## [DATA FOR REVIEW]

────────────────────────────────────────

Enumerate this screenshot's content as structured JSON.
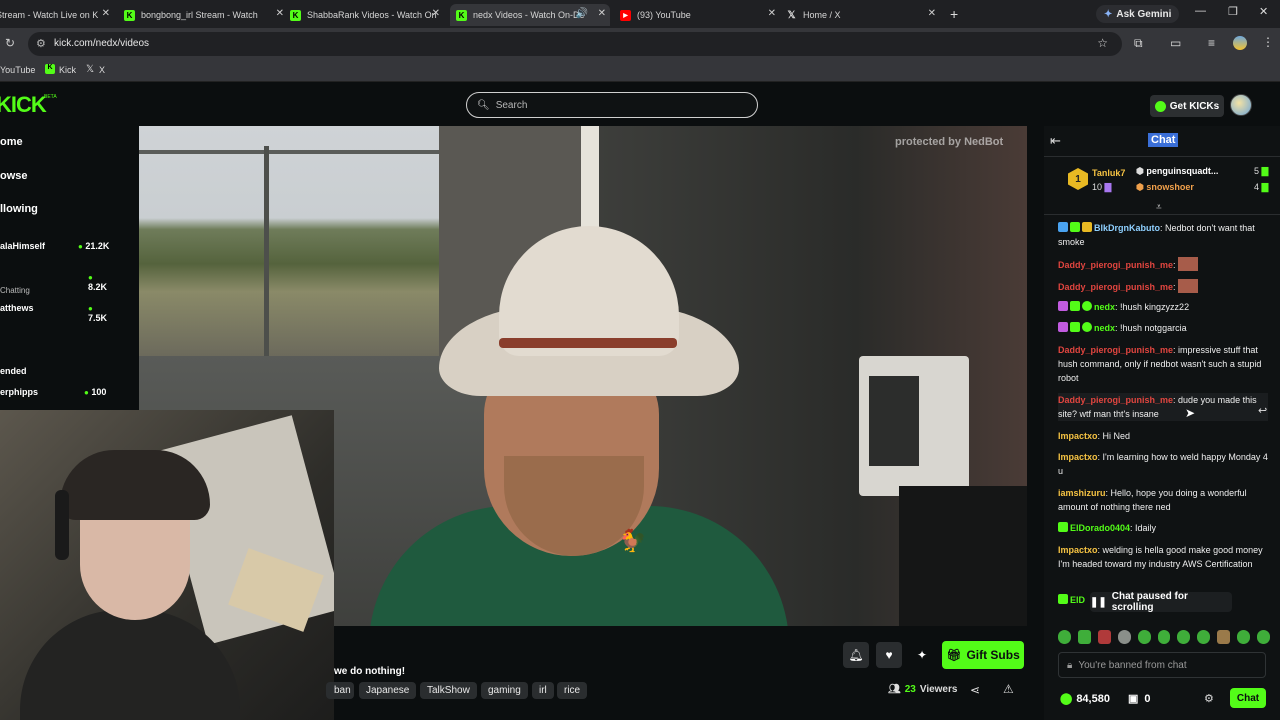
{
  "browser": {
    "tabs": [
      {
        "title": "Stream - Watch Live on K",
        "color": "#53fc18",
        "glyph": "K"
      },
      {
        "title": "bongbong_irl Stream - Watch",
        "color": "#53fc18",
        "glyph": "K"
      },
      {
        "title": "ShabbaRank Videos - Watch On",
        "color": "#53fc18",
        "glyph": "K"
      },
      {
        "title": "nedx Videos - Watch On-De",
        "color": "#53fc18",
        "glyph": "K"
      },
      {
        "title": "(93) YouTube",
        "color": "#ff0000",
        "glyph": "▶"
      },
      {
        "title": "Home / X",
        "color": "#dddddd",
        "glyph": "X"
      }
    ],
    "new_tab": "+",
    "gemini": "Ask Gemini",
    "url": "kick.com/nedx/videos",
    "bookmarks": [
      "YouTube",
      "Kick",
      "X"
    ]
  },
  "header": {
    "logo": "KICK",
    "logo_beta": "BETA",
    "search_placeholder": "Search",
    "get_kicks": "Get KICKs"
  },
  "sidebar": {
    "nav": [
      "ome",
      "owse",
      "llowing"
    ],
    "channels": [
      {
        "name": "alaHimself",
        "viewers": "21.2K"
      },
      {
        "name": "",
        "viewers": "8.2K"
      },
      {
        "name": "Chatting",
        "viewers": ""
      },
      {
        "name": "atthews",
        "viewers": "7.5K"
      }
    ],
    "section": "ended",
    "recommended": [
      {
        "name": "erphipps",
        "viewers": "100"
      }
    ]
  },
  "video": {
    "watermark": "protected by NedBot"
  },
  "stream": {
    "title_fragment": "we do nothing!",
    "tags": [
      "ban",
      "Japanese",
      "TalkShow",
      "gaming",
      "irl",
      "rice"
    ],
    "viewers_count": "23",
    "viewers_label": "Viewers",
    "gift_subs": "Gift Subs"
  },
  "chat": {
    "title": "Chat",
    "leaderboard": [
      {
        "rank": "1",
        "name": "Tanluk7",
        "count": "10"
      },
      {
        "rank": "",
        "name": "penguinsquadt...",
        "count": "5"
      },
      {
        "rank": "",
        "name": "snowshoer",
        "count": "4"
      }
    ],
    "messages": [
      {
        "user": "BlkDrgnKabuto",
        "user_color": "#53fc18",
        "text": "Nedbot don't want that smoke"
      },
      {
        "user": "Daddy_pierogi_punish_me",
        "user_color": "#e0453f",
        "text": ""
      },
      {
        "user": "Daddy_pierogi_punish_me",
        "user_color": "#e0453f",
        "text": ""
      },
      {
        "user": "nedx",
        "user_color": "#53fc18",
        "text": "!hush kingzyzz22"
      },
      {
        "user": "nedx",
        "user_color": "#53fc18",
        "text": "!hush notggarcia"
      },
      {
        "user": "Daddy_pierogi_punish_me",
        "user_color": "#e0453f",
        "text": "impressive stuff that hush command, only if nedbot wasn't such a stupid robot"
      },
      {
        "user": "Daddy_pierogi_punish_me",
        "user_color": "#e0453f",
        "text": "dude you made this site? wtf man tht's insane"
      },
      {
        "user": "Impactxo",
        "user_color": "#f6c343",
        "text": "Hi Ned"
      },
      {
        "user": "Impactxo",
        "user_color": "#f6c343",
        "text": "I'm learning how to weld happy Monday 4 u"
      },
      {
        "user": "iamshizuru",
        "user_color": "#f6c343",
        "text": "Hello, hope you doing a wonderful amount of nothing there ned"
      },
      {
        "user": "ElDorado0404",
        "user_color": "#53fc18",
        "text": "Idaily"
      },
      {
        "user": "Impactxo",
        "user_color": "#f6c343",
        "text": "welding is hella good make good money I'm headed toward my industry AWS Certification"
      },
      {
        "user": "ElD",
        "user_color": "#53fc18",
        "text": ""
      }
    ],
    "paused": "Chat paused for scrolling",
    "banned_placeholder": "You're banned from chat",
    "kicks_balance": "84,580",
    "gift_count": "0",
    "send_button": "Chat"
  }
}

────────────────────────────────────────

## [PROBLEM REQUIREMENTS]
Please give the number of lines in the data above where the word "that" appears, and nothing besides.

## [ANSWER TO THE EXERCISE]
2